Spotlight on Education

Donald and Justeen Tarbet leave $3 million legacy gift to School of Education

The School of Education has received the largest gift in its history – more than $3 million to honor the memory of former faculty member Donald G. Tarbet. The bequest will be used to establish the Donald G. Tarbet Endowment Fund for Faculty Support, which will provide faculty stipends to facilitate development of innovative educational interventions and programs, support for junior faculty, and other areas of faculty support.

The gift comes from the estate of Tarbet’s wife, Justeen Tarbet, a longtime Chapel Hill resident who died in January 2013 at the age of 94. She and Donald Tarbet had been married for 54 years when he died in 1995.

Donald Tarbet joined the School of Education faculty in 1952. While remaining on the faculty, he also served for 18 years as director of the Summer School during a period of its expansion.

“We are profoundly grateful for this gift,” said Bill McDiarmid, dean of the School of Education. “Donald’s contributions to the School as an outstanding faculty member and head of the University’s Summer School program have had an enduring impact by providing accessible programs to students. We know that this gift serves as an extension of his dedication to the School and to Carolina.”

Wendy Gratz Borman, assistant dean for external relations, said the gift was a result of thoughtful estate planning by the Tarbets.

“We are thrilled by this expression of generosity and enduring love that Justeen and Donald had in our School of Education,” Borman said. “This gift will serve as a legacy honoring their devotion to our School.”

Donald Tarbet was a native of Missouri, growing up in Shelby County on a family farm, the sale of which provided much of the funds for the Tarbet gift. He graduated from the University of Missouri in 1938, taught for several years and then served in World War II in Europe.

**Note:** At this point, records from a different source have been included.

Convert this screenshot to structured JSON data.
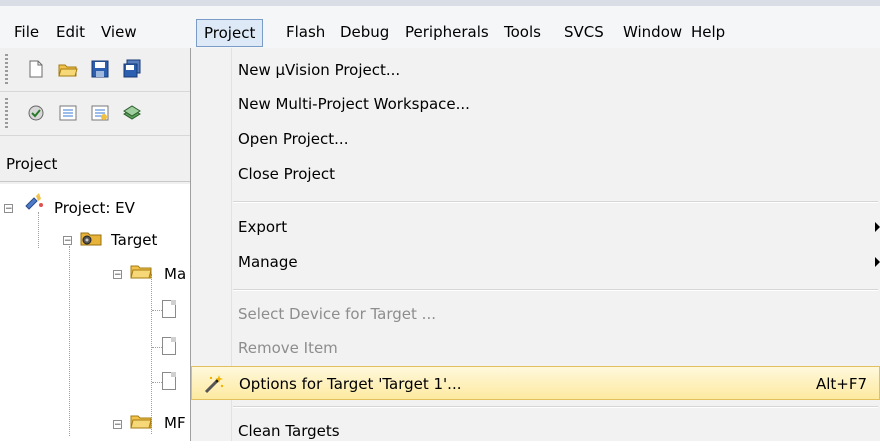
{
  "menubar": {
    "items": [
      {
        "label": "File"
      },
      {
        "label": "Edit"
      },
      {
        "label": "View"
      },
      {
        "label": "Project",
        "active": true
      },
      {
        "label": "Flash"
      },
      {
        "label": "Debug"
      },
      {
        "label": "Peripherals"
      },
      {
        "label": "Tools"
      },
      {
        "label": "SVCS"
      },
      {
        "label": "Window"
      },
      {
        "label": "Help"
      }
    ]
  },
  "toolbar1": {
    "icons": [
      "new-file-icon",
      "open-folder-icon",
      "save-icon",
      "save-all-icon"
    ]
  },
  "toolbar2": {
    "icons": [
      "translate-icon",
      "build-icon",
      "rebuild-icon",
      "batch-build-icon"
    ]
  },
  "project_panel": {
    "title": "Project",
    "tree": {
      "root": "Project: EV",
      "target": "Target",
      "group1": "Ma",
      "group2": "MF"
    }
  },
  "project_menu": {
    "items": [
      {
        "label": "New µVision Project..."
      },
      {
        "label": "New Multi-Project Workspace..."
      },
      {
        "label": "Open Project..."
      },
      {
        "label": "Close Project"
      },
      {
        "label": "Export",
        "submenu": true
      },
      {
        "label": "Manage",
        "submenu": true
      },
      {
        "label": "Select Device for Target ...",
        "disabled": true
      },
      {
        "label": "Remove Item",
        "disabled": true
      },
      {
        "label": "Options for Target 'Target 1'...",
        "shortcut": "Alt+F7",
        "highlighted": true,
        "icon": "magic-wand-icon"
      },
      {
        "label": "Clean Targets"
      }
    ]
  },
  "colors": {
    "menu_active_bg": "#dde9f6",
    "menu_active_border": "#7a9cc6",
    "highlight_bg": "#fdeaa0",
    "highlight_border": "#e3c05f",
    "disabled_text": "#8d8d8d"
  }
}
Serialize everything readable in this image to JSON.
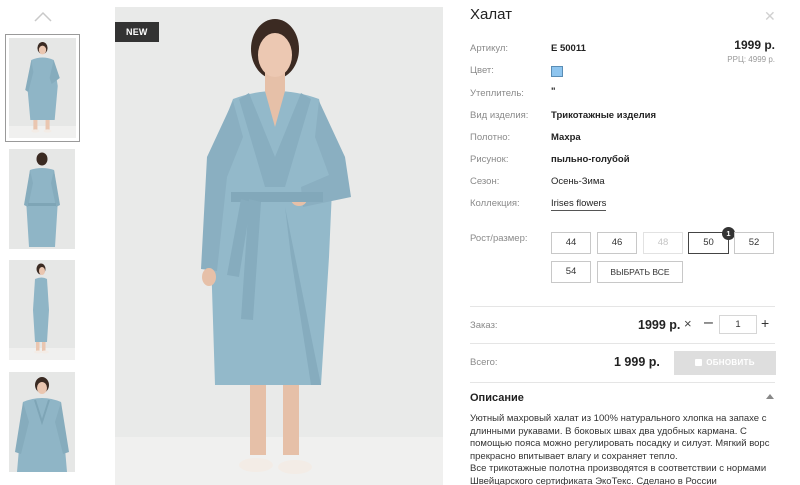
{
  "product": {
    "title": "Халат",
    "badge": "NEW",
    "price": "1999 р.",
    "rrp": "РРЦ: 4999 р."
  },
  "attributes": [
    {
      "label": "Артикул:",
      "value": "Е 50011"
    },
    {
      "label": "Цвет:",
      "value": ""
    },
    {
      "label": "Утеплитель:",
      "value": "\""
    },
    {
      "label": "Вид изделия:",
      "value": "Трикотажные изделия"
    },
    {
      "label": "Полотно:",
      "value": "Махра"
    },
    {
      "label": "Рисунок:",
      "value": "пыльно-голубой"
    },
    {
      "label": "Сезон:",
      "value": "Осень-Зима"
    },
    {
      "label": "Коллекция:",
      "value": "Irises flowers"
    }
  ],
  "color_swatch": "#8ec5ef",
  "sizes": {
    "label": "Рост/размер:",
    "options": [
      "44",
      "46",
      "48",
      "50",
      "52",
      "54"
    ],
    "disabled": [
      "48"
    ],
    "selected": [
      "50"
    ],
    "selected_count": "1",
    "select_all": "ВЫБРАТЬ ВСЕ"
  },
  "order": {
    "label": "Заказ:",
    "price": "1999 р.",
    "quantity": "1",
    "minus": "–",
    "plus": "+",
    "remove": "×"
  },
  "total": {
    "label": "Всего:",
    "value": "1 999 р.",
    "update_button": "ОБНОВИТЬ"
  },
  "description": {
    "heading": "Описание",
    "paragraph1": "Уютный махровый халат из 100% натурального хлопка на запахе с длинными рукавами. В боковых швах два удобных кармана. С помощью пояса можно регулировать посадку и силуэт. Мягкий ворс прекрасно впитывает влагу и сохраняет тепло.",
    "paragraph2": "Все трикотажные полотна производятся в соответствии с нормами Швейцарского сертификата ЭкоТекс. Сделано в России"
  },
  "icons": {
    "thumbs_up": "chevron-up-icon",
    "close": "close-icon",
    "update": "refresh-icon",
    "description_toggle": "caret-up-icon"
  }
}
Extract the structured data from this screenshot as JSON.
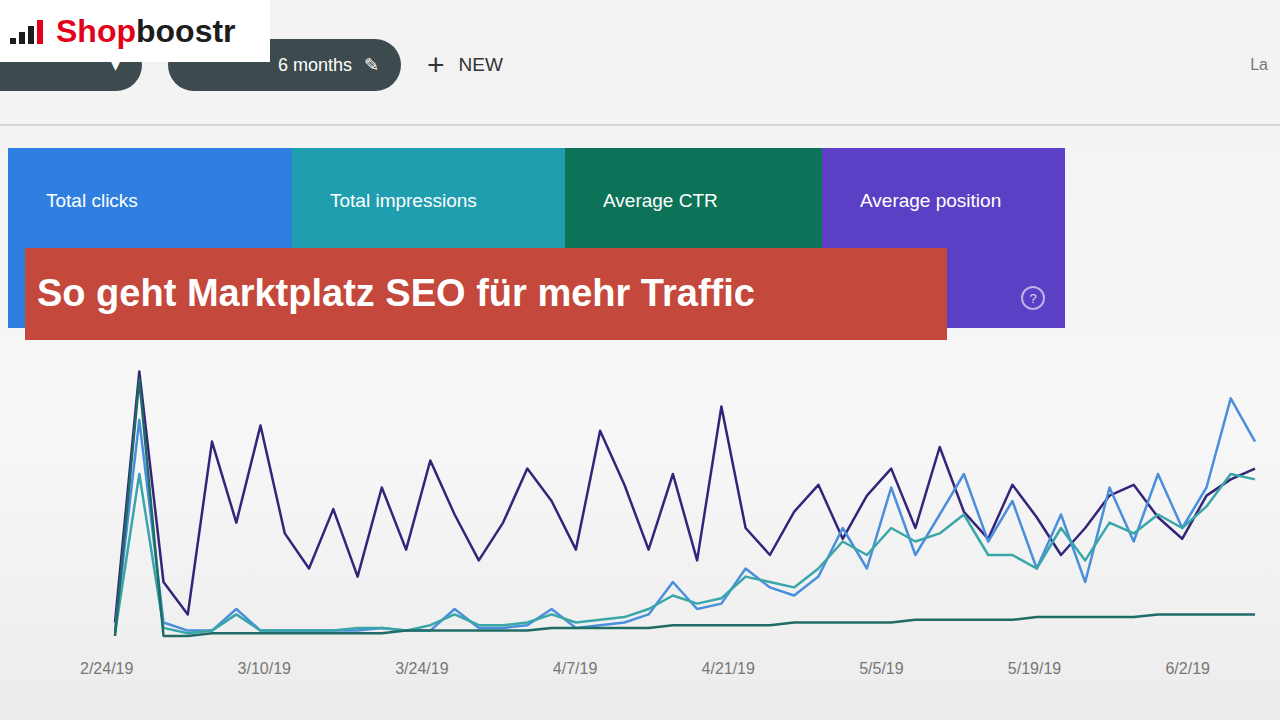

After the war, Tarbet returned to teaching part-time while completing an Ed.D. degree in school administration at the University of Missouri in 1952.

That year, he and Justeen moved to Chapel Hill when he was hired as an assistant professor at the School of Education.

Donald Tarbet began working with UNC-TV when it was established in 1954, developing educational television courses.

“Donald was an innovator who saw an opportunity to use this new technology to extend Carolina’s offerings to more students,” McDiarmid said.

Extending educational opportunity to more people was also a motivation for his work in expanding Carolina’s Summer School.

Tarbet was named director of Summer Sessions in 1969 at a time when it primarily served teachers returning to campus for certificate renewals. During his 18 years as director, he led work to expand the Summer School to provide offerings from across campus to a wider range of students.

The Tarbets were members of the University Baptist Church, traveled frequently and enjoyed playing bridge with their friends.

Justeen Tarbet was an active member of the Garden Club, with a passion for roses. She worked in administrative jobs in Chapel Hill. They had no children.

A nephew, Donald Bowden, professor of biochemistry and genomics at Wake Forest University, helped facilitate administration of Justeen Tarbet’s estate.

“Both Donald and Justeen loved Carolina and the School of Education,” Bowden said. “I know that they would be gratified to see this gift helping sustain the work of the School.”